Now for something a bit different - not quite environmental news - but still quite cool for anyone interested in humanity's never-ending quest to better understand our fascinating universe... I'm still amazed that people walked on the moon (I know everybody's supposed to act all blasé about it because it happened long ago, but that just makes it even more impressive, in my opinion -- someone took a walk on another astral body using 50-year old technology!), and hopefully are getting closer to having people land on Mars, a much more difficult goal.
In the meantime, we have a robotic presence on the planet. It can even be seen from orbit, as this NASA photo shows. The blue dot on the bottom right is Curiosity, and if you follow its tracks you can see where it landed ("Bradbury Landing").
Curiosity's mission is: "[the] investigation of the Martian climate and geology; assessment of whether the selected field site inside Gale Crater has ever offered environmental conditions favorable for microbial life, including investigation of the role of water; and planetary habitability studies in preparation for future human exploration."
HiRISE shot this image on June 27, 2013, when Curiosity was at an outcrop called "Shaler" in the "Glenelg" area of Gale Crater.

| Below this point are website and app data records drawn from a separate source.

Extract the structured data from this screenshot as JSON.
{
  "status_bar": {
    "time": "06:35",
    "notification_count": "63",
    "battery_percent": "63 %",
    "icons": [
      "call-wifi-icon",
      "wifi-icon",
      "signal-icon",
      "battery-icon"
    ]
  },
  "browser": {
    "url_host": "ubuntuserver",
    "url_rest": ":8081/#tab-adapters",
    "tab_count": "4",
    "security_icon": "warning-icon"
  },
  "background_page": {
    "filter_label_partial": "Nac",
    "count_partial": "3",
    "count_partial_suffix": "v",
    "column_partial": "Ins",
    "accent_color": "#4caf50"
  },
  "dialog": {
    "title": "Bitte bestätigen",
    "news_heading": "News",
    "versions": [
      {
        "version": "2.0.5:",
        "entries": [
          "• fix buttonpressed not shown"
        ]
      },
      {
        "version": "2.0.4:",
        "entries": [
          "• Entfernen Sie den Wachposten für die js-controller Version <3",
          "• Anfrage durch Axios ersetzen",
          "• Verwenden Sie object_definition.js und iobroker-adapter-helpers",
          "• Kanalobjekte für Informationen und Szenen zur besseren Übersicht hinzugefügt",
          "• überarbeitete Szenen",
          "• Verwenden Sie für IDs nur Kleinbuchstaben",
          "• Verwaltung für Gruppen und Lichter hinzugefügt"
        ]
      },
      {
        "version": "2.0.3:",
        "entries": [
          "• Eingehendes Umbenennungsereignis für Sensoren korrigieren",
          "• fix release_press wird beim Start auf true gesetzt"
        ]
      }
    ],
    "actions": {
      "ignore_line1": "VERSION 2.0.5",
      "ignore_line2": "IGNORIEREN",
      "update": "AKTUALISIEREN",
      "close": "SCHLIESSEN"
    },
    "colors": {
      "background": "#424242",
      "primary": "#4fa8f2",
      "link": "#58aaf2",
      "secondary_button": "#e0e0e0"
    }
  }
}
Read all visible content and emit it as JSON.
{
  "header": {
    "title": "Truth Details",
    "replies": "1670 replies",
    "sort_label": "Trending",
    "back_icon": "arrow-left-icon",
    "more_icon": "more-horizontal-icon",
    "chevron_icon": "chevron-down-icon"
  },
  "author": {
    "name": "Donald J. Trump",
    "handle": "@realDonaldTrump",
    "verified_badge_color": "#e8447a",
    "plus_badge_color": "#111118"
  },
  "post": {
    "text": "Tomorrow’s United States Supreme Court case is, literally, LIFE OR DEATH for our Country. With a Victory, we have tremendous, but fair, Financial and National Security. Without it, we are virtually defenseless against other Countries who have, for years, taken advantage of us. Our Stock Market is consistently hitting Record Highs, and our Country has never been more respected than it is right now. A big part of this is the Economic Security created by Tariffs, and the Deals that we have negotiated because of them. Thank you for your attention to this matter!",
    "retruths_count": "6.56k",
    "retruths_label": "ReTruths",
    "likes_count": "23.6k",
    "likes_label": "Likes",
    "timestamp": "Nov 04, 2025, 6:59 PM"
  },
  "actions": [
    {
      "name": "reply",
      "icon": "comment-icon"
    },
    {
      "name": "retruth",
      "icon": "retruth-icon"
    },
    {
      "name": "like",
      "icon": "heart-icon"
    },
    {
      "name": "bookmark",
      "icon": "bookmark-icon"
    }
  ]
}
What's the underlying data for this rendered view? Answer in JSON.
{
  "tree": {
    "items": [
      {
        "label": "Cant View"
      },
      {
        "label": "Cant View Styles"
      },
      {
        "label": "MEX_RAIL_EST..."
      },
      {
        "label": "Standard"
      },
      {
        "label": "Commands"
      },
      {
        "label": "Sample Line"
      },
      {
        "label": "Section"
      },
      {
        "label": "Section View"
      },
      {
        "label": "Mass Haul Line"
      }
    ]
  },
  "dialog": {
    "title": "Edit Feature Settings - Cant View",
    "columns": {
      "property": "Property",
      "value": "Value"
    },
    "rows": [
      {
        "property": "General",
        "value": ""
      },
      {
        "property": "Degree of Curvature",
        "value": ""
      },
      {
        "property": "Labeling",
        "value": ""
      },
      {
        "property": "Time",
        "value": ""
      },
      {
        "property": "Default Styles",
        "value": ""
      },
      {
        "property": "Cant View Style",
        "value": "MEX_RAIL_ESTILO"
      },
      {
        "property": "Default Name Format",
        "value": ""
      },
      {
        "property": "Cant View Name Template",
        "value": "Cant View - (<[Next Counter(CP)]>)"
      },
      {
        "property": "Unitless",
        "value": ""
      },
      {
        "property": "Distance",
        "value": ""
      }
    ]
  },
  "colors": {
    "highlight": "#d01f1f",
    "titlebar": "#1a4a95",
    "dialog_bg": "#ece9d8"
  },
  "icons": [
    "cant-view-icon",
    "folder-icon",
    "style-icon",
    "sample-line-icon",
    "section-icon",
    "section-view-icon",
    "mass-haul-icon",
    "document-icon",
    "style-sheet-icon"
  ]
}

Subsequently the rover drove away from Glenelg toward the southwest.
When HiRISE captured this view, the Mars Reconnaissance Orbiter was rolled for an eastward-looking angle rather than straight downward. The afternoon sun illuminated the scene from the western sky, so the lighting was nearly behind the camera. Specifically, the angle from sun to orbiter to rover was just 5.47 degrees. This geometry hides shadows and reveals subtle color variations. [...] HiRISE is one of six instruments on NASA's Mars Reconnaissance Orbiter.
High-resolution image available here.